- _BRIEF_:
Gather each line of the entries below that includes "name".

**** STUDY MATERIAL

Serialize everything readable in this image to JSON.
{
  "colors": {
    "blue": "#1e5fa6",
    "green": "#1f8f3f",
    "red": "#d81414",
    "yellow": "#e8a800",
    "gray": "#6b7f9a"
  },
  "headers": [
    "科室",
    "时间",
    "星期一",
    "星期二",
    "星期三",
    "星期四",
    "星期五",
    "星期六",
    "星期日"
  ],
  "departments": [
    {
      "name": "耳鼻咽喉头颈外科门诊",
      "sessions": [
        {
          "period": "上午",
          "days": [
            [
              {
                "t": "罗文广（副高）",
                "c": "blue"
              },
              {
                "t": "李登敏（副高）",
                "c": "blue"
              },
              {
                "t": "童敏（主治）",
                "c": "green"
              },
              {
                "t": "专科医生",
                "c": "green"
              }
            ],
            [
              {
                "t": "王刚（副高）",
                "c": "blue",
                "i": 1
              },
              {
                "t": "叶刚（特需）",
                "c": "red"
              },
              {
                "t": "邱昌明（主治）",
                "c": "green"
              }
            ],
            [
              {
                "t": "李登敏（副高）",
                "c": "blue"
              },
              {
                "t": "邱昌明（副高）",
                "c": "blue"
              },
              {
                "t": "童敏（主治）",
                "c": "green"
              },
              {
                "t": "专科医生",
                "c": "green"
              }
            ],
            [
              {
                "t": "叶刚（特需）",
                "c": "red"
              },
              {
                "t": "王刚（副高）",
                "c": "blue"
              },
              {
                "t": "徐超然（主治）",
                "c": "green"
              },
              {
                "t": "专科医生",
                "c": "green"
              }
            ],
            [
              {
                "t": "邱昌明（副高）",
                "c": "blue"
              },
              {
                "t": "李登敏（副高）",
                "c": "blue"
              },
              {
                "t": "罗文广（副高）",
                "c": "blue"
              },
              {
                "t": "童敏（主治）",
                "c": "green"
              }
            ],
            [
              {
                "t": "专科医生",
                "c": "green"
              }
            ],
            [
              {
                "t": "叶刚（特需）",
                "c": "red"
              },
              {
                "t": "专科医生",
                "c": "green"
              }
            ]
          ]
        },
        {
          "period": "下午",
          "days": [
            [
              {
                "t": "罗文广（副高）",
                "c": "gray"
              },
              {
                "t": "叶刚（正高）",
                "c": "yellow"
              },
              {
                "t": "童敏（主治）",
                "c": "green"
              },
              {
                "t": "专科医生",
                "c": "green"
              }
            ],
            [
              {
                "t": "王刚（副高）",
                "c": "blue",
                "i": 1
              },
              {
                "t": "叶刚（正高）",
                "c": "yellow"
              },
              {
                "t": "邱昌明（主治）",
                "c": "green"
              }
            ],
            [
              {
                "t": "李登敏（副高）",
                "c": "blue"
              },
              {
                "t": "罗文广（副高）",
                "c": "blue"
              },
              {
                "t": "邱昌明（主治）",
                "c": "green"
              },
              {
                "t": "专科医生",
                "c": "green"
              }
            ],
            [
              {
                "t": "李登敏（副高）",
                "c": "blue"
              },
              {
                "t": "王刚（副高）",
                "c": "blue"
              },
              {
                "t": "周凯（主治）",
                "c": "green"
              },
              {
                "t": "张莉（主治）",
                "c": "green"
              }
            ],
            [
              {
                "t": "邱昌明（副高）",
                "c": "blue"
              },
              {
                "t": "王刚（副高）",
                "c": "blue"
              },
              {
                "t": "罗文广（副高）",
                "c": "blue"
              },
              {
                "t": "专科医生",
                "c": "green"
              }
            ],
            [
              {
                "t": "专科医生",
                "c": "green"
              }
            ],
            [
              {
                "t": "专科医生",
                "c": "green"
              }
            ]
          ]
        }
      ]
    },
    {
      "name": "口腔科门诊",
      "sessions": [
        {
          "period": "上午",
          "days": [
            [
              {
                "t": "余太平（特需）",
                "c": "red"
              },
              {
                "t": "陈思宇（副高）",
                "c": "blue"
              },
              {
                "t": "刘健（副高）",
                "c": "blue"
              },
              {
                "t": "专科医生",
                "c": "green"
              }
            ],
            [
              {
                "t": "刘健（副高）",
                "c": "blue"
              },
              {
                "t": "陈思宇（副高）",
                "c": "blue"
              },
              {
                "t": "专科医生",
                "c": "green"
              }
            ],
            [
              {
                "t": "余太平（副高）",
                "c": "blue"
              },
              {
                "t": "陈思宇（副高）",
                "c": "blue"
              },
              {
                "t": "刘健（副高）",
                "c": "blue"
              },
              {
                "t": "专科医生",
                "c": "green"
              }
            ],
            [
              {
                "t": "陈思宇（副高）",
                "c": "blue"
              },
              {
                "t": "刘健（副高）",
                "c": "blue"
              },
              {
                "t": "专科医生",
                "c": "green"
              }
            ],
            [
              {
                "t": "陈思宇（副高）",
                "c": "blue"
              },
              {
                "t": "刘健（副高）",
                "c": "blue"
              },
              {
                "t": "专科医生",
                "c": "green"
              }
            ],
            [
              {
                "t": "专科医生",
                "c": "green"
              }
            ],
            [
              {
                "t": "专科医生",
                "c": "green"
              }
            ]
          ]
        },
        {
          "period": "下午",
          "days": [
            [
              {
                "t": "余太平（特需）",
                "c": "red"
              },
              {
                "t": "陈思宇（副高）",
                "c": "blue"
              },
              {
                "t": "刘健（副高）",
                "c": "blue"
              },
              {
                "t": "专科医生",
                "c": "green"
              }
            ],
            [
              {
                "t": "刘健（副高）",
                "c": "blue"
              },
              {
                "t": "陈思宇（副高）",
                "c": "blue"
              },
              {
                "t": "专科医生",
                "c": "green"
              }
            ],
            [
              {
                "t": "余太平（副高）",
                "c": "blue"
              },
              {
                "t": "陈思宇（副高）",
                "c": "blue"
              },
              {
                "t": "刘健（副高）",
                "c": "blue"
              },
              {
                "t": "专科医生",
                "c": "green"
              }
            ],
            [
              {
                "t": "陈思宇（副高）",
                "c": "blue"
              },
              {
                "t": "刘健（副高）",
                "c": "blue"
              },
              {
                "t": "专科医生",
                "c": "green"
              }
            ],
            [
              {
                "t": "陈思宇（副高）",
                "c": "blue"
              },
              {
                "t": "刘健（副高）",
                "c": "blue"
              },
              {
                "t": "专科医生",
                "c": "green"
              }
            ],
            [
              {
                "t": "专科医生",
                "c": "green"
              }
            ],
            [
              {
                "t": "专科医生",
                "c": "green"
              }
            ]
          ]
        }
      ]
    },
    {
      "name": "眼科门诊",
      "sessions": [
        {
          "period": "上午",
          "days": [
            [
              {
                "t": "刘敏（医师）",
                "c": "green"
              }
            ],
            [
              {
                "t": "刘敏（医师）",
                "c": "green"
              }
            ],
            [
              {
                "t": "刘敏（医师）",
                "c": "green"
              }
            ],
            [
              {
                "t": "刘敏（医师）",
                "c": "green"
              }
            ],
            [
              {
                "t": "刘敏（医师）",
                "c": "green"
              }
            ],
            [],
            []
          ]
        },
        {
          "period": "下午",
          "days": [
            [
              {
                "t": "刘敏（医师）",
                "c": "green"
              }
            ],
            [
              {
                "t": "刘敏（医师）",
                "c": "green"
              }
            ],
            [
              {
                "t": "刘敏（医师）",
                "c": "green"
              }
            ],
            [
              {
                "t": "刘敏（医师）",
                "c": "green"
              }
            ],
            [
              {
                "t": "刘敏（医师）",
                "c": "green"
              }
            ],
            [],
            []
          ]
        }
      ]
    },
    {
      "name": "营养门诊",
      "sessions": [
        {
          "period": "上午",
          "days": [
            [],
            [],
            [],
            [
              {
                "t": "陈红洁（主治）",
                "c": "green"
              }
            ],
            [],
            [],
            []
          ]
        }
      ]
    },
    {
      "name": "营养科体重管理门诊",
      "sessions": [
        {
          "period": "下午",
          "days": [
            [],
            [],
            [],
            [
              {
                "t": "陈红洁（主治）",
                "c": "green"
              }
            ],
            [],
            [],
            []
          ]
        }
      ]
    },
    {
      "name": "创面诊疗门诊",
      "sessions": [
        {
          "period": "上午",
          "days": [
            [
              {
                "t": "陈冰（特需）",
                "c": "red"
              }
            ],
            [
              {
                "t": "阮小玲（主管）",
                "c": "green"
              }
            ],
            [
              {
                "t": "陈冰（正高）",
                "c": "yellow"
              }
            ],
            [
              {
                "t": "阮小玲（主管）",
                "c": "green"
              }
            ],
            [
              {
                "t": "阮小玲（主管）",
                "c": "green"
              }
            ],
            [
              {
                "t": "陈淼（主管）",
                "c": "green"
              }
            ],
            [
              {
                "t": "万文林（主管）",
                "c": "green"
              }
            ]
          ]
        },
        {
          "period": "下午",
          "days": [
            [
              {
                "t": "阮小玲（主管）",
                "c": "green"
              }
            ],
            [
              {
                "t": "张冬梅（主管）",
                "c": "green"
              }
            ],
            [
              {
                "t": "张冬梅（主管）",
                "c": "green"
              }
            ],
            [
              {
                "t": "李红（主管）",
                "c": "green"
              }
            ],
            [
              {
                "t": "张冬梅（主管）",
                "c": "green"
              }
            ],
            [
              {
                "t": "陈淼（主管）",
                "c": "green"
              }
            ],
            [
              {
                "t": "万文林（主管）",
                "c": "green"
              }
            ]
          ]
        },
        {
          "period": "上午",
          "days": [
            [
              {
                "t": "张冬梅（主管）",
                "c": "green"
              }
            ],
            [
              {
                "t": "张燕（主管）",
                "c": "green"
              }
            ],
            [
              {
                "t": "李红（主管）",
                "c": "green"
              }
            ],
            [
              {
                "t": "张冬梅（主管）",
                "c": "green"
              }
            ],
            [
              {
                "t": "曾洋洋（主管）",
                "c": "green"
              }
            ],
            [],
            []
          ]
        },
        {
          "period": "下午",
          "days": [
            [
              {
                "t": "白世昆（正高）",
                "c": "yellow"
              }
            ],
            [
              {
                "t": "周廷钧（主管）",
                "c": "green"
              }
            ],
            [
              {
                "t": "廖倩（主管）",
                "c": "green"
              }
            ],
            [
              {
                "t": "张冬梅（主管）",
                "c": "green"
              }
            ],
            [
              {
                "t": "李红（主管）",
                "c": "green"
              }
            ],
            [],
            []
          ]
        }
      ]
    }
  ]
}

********

- _WRITTEN ANSWER_:
      "name": "耳鼻咽喉头颈外科门诊",
      "name": "口腔科门诊",
      "name": "眼科门诊",
      "name": "营养门诊",
      "name": "营养科体重管理门诊",
      "name": "创面诊疗门诊",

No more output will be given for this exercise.